In the most recent issue of Stanford Social Innovation Review, the article “Making Big Bets for Social Change” opens with the story of how, in the late 1990s, the founders of the Gap, Don and Doris Fisher, committed US$15 million to improve public education in the United States through the Knowledge Is Power Program (KIPP)—an amount that was approximately three times KIPP’s annual revenue at the time. Today, KIPP is educating more than 70,000 students in 183 schools across the U.S., and 82 percent of KIPP alumni have gone to college. Now that was a big bet that paid off in spades.
In fact, late last year, I started noticing that “big bets” were popping up all over the place. The Ford Foundation committed US$500 million to fight inequality, while Bill Gates, Mark Zuckerberg, Richard Branson, and other billionaires united to create and fund the Breakthrough Energy Coalition to invest in clean energy. I read David Gelles’ excellent New York Times article about Unilever’s full-on commitment to sustainability, which was published just before COP21 in Paris, where governments, corporations, and civil society groups convened to take an important and powerful stance to combat climate change. And with the launch of the Sustainable Development Goals, we are at an exciting turning point to potentially end poverty, hunger, and inequality.
What an auspicious way to end the year—and a bold way to begin the new one. We’ve been so inspired by this momentum that our theme for the BSR Conference this year is “Be Bold.”
We know that the challenges ahead in building a sustainable future are immense and require collaborative, creative thinking from all sectors of society. And we also know that we won’t achieve these goals unless we think big—and think bold.
Bold thinking doesn’t necessarily always come easily to those of us working on social change issues. We may feel constrained by financial resources, as we work to deliver on global programs of the utmost importance with limited budgets. We suffer at times from the “we’ve tried that, and it didn’t work” school of thinking—as many of the challenges we work on have existed for decades.
This year, let’s leave these thoughts behind. As Pascal Finette of Singularity University challenged us last year from the plenary stage, “Free yourselves from the world of scarcity. Allow yourself to think in a world of abundance. What if?”
We hope you will join us in New York from November 1-3 at BSR16 to help us answer that powerful—and empowering—question. What if we had all of the resources at our disposal to create social equality, fight climate change, and create a sustainable future? What if we successfully collaborated across sectors, industries, and geographies to solve these challenges?

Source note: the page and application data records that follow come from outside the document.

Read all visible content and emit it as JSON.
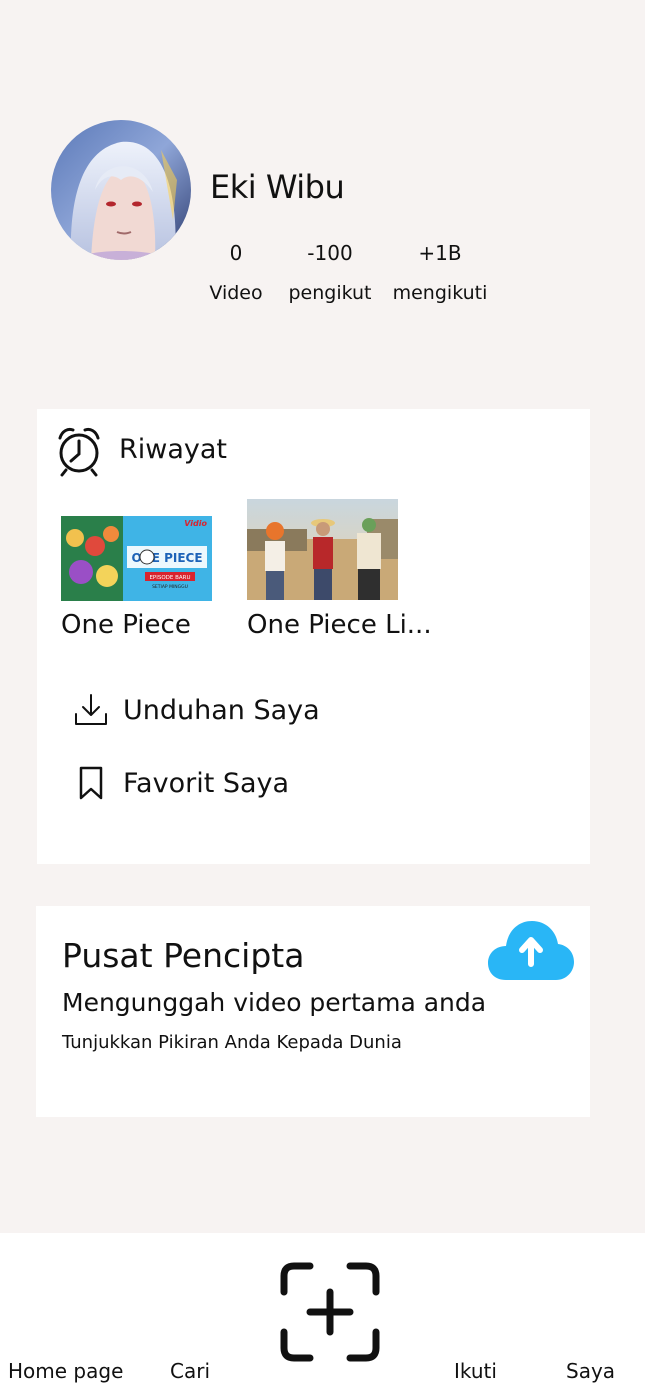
{
  "profile": {
    "name": "Eki Wibu",
    "stats": [
      {
        "value": "0",
        "label": "Video"
      },
      {
        "value": "-100",
        "label": "pengikut"
      },
      {
        "value": "+1B",
        "label": "mengikuti"
      }
    ]
  },
  "history": {
    "title": "Riwayat",
    "icon": "alarm-clock-icon",
    "videos": [
      {
        "title": "One Piece",
        "thumb_badge": "Vidio",
        "thumb_logo": "ONE PIECE",
        "thumb_caption": "EPISODE BARU",
        "thumb_subcaption": "SETIAP MINGGU"
      },
      {
        "title": "One Piece Li..."
      }
    ]
  },
  "menu": {
    "downloads": {
      "label": "Unduhan Saya",
      "icon": "download-icon"
    },
    "favorites": {
      "label": "Favorit Saya",
      "icon": "bookmark-icon"
    }
  },
  "creator": {
    "title": "Pusat Pencipta",
    "subtitle": "Mengunggah video pertama anda",
    "description": "Tunjukkan Pikiran Anda Kepada Dunia",
    "icon": "cloud-upload-icon",
    "accent_color": "#29b6f6"
  },
  "nav": {
    "home": "Home page",
    "search": "Cari",
    "create_icon": "scan-plus-icon",
    "follow": "Ikuti",
    "me": "Saya"
  }
}
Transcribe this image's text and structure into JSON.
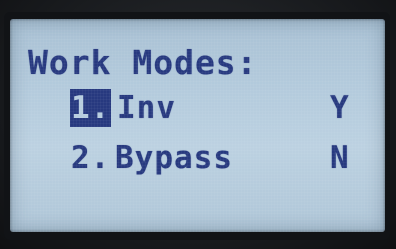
{
  "screen": {
    "title": "Work Modes:",
    "selected_index": 0,
    "items": [
      {
        "number": "1.",
        "label": "Inv",
        "value": "Y"
      },
      {
        "number": "2.",
        "label": "Bypass",
        "value": "N"
      }
    ]
  },
  "colors": {
    "lcd_background": "#b4cbdd",
    "text": "#27397f",
    "selection_background": "#27397f"
  }
}
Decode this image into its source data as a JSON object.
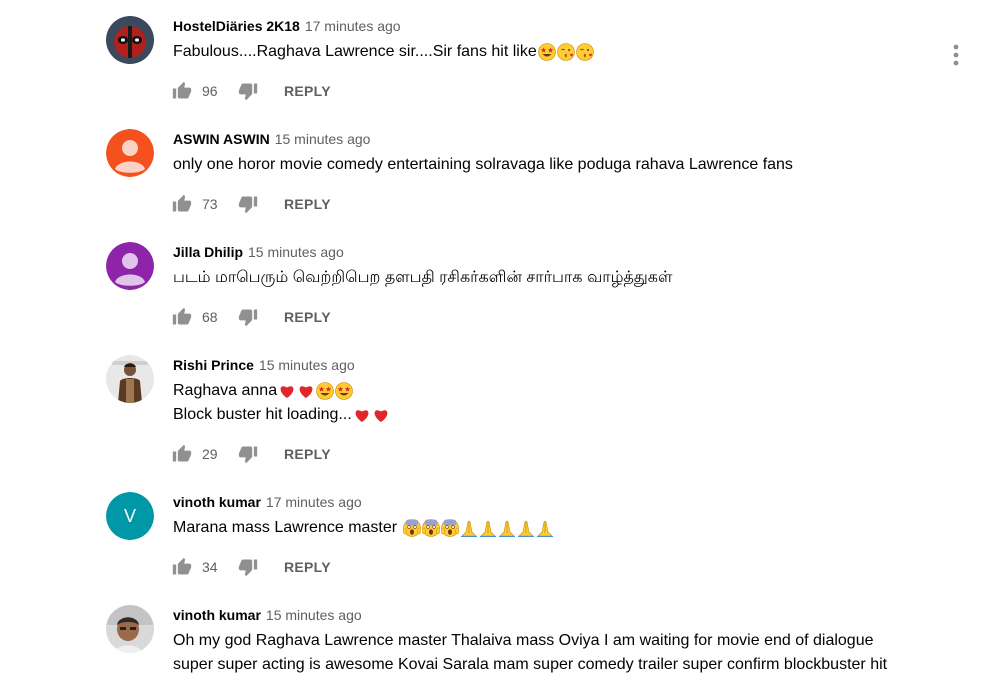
{
  "comments": [
    {
      "author": "HostelDiäries 2K18",
      "time": "17 minutes ago",
      "lines": [
        "Fabulous....Raghava Lawrence sir....Sir fans hit like"
      ],
      "emojis": [
        [
          "star-struck",
          "kissing-heart",
          "kissing-heart"
        ]
      ],
      "likes": "96",
      "reply": "REPLY",
      "avatar": "photo",
      "show_menu": true
    },
    {
      "author": "ASWIN ASWIN",
      "time": "15 minutes ago",
      "lines": [
        "only one horor movie  comedy entertaining solravaga like poduga rahava Lawrence fans"
      ],
      "likes": "73",
      "reply": "REPLY",
      "avatar": "default",
      "avatar_color": "#f4511e"
    },
    {
      "author": "Jilla Dhilip",
      "time": "15 minutes ago",
      "lines": [
        "படம் மாபெரும் வெற்றிபெற தளபதி ரசிகர்களின் சார்பாக வாழ்த்துகள்"
      ],
      "likes": "68",
      "reply": "REPLY",
      "avatar": "default",
      "avatar_color": "#8e24aa"
    },
    {
      "author": "Rishi Prince",
      "time": "15 minutes ago",
      "lines": [
        "Raghava anna",
        "Block buster hit loading..."
      ],
      "emojis": [
        [
          "red-heart",
          "red-heart",
          "star-struck",
          "star-struck"
        ],
        [
          "red-heart",
          "red-heart"
        ]
      ],
      "likes": "29",
      "reply": "REPLY",
      "avatar": "photo"
    },
    {
      "author": "vinoth kumar",
      "time": "17 minutes ago",
      "lines": [
        "Marana mass Lawrence master "
      ],
      "emojis": [
        [
          "screaming-face",
          "screaming-face",
          "screaming-face",
          "folded-hands",
          "folded-hands",
          "folded-hands",
          "folded-hands",
          "folded-hands"
        ]
      ],
      "likes": "34",
      "reply": "REPLY",
      "avatar": "letter",
      "avatar_letter": "V",
      "avatar_color": "#0097a7"
    },
    {
      "author": "vinoth kumar",
      "time": "15 minutes ago",
      "lines": [
        "Oh my god Raghava Lawrence master Thalaiva mass Oviya I am waiting for movie end of dialogue",
        "super super acting is awesome Kovai Sarala mam super comedy  trailer super confirm blockbuster hit"
      ],
      "avatar": "photo"
    }
  ],
  "colors": {
    "secondary_text": "#606060",
    "primary_text": "#030303"
  }
}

At BSR16, we’ll hear compelling stories from companies, foundations, big thinkers, and creative doers who have made big bets in the service of building a better world. We look forward to welcoming you there for a week of networking, learning, and celebrating. As the ancient Roman poet Virgil noted, “Fortune favors the bold.” This year in New York, we’ll make sure that we have fortune on our side.